The average global cost of a data breach rose about 10 per cent a year to $4.2 million over a period of 12 months to June 30, it added. The US continued to top the list, with average costs of $9m, up from $8.6m a year ago, followed by Saudi Arabia and the UAE, together at $6.9m, Canada ($5.4m), Germany ($4.9m) and Japan ($4.7m).

Group-IB did not disclose the origin of the fraudulent campaign or the culprits behind it.

The Arabic-speaking countries in the Middle East affected by the scam included Saudi Arabia, the UAE, Kuwait, Jordan, Sudan, Morocco, Egypt, Bahrain, Iraq, Yemen, Palestine, Algeria, Lebanon, Qatar, Syria and Oman. It also affected some English-speaking users in Turkey and Nigeria, the report added.

The criminals stole personal information such as full names, phone numbers, home addresses, education details and the victims’ place of work.

Victims were asked to share the link to the malicious website with five to 20 WhatsApp contacts to claim their free gifts.

“The scammers do so to widen the pool of their potential victims,” said Mr Kravtsov and Mr Egorov.

“After the victim sends the required number of messages, they are redirected to another fraudulent resource … other lottery games [and] scam dating websites … in the worst-case scenario, victims may end up on a malicious or phishing website,” they added.

How does the scam work?

To attract victims to the scam websites, the criminals sent bulk WhatsApp texts and pop-up messages on different browsers.

The first Blogspot account related to the fraudsters was registered in August 2013. Account registrations peaked in 2018 and the threat actors continued creating new accounts until last year. On some of the accounts, the criminals continue to create fraudulent pages that hide behind the names and respectability of several brands, said Group-IB.

Users fall victim to the schemes by agreeing to take part in a promotion supposedly organised by a famous brand, a government organisation or a celebrity, said Mr Kravtsov and Mr Egorov.

“Victims are promised they could win a prize or money, play the ‘wheel of fortune’ or get a job by completing a survey.”

How to avoid these scams

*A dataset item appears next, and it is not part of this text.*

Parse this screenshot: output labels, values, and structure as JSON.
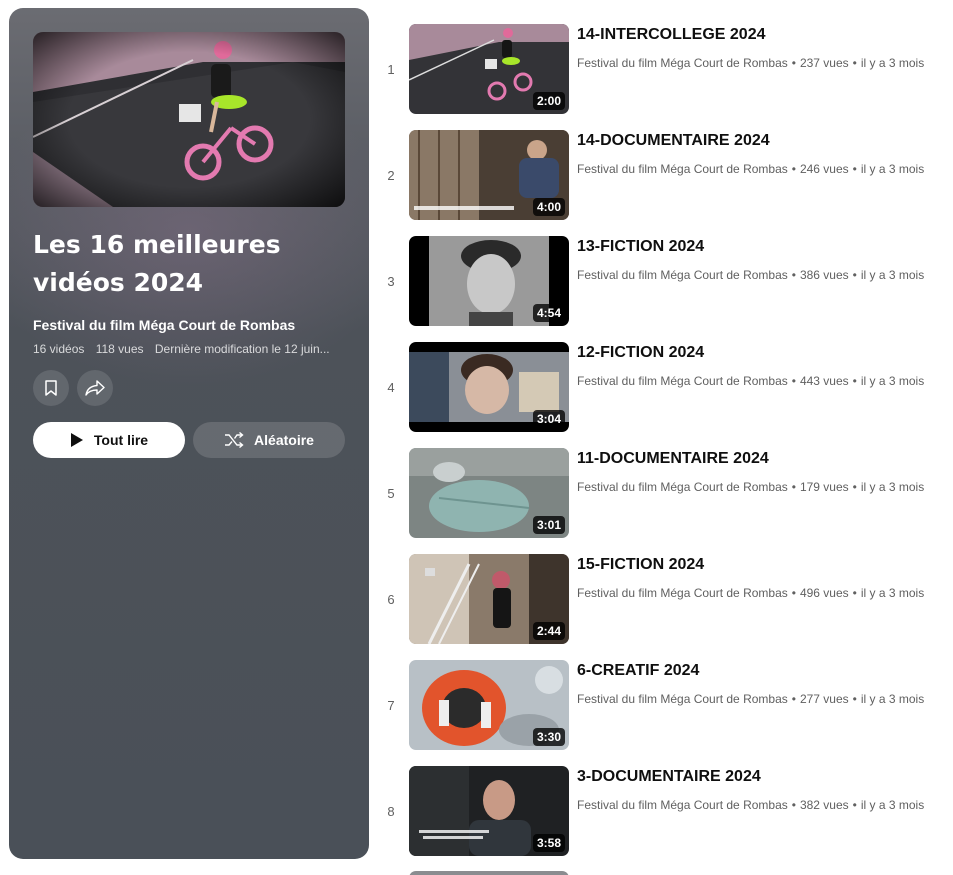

  • Be cautious when following links that allegedly lead to the website of a specific company, celebrity or state agency and trust links from official resources only, such as verified accounts on social media or messenger applications, said Group-IB.
  • Enter confidential data and bank card details on trusted websites only.
  • Verify the information about promotions and giveaways on the official accounts of brands, state agencies or celebrities.
Updated: September 17, 2021, 5:45 PM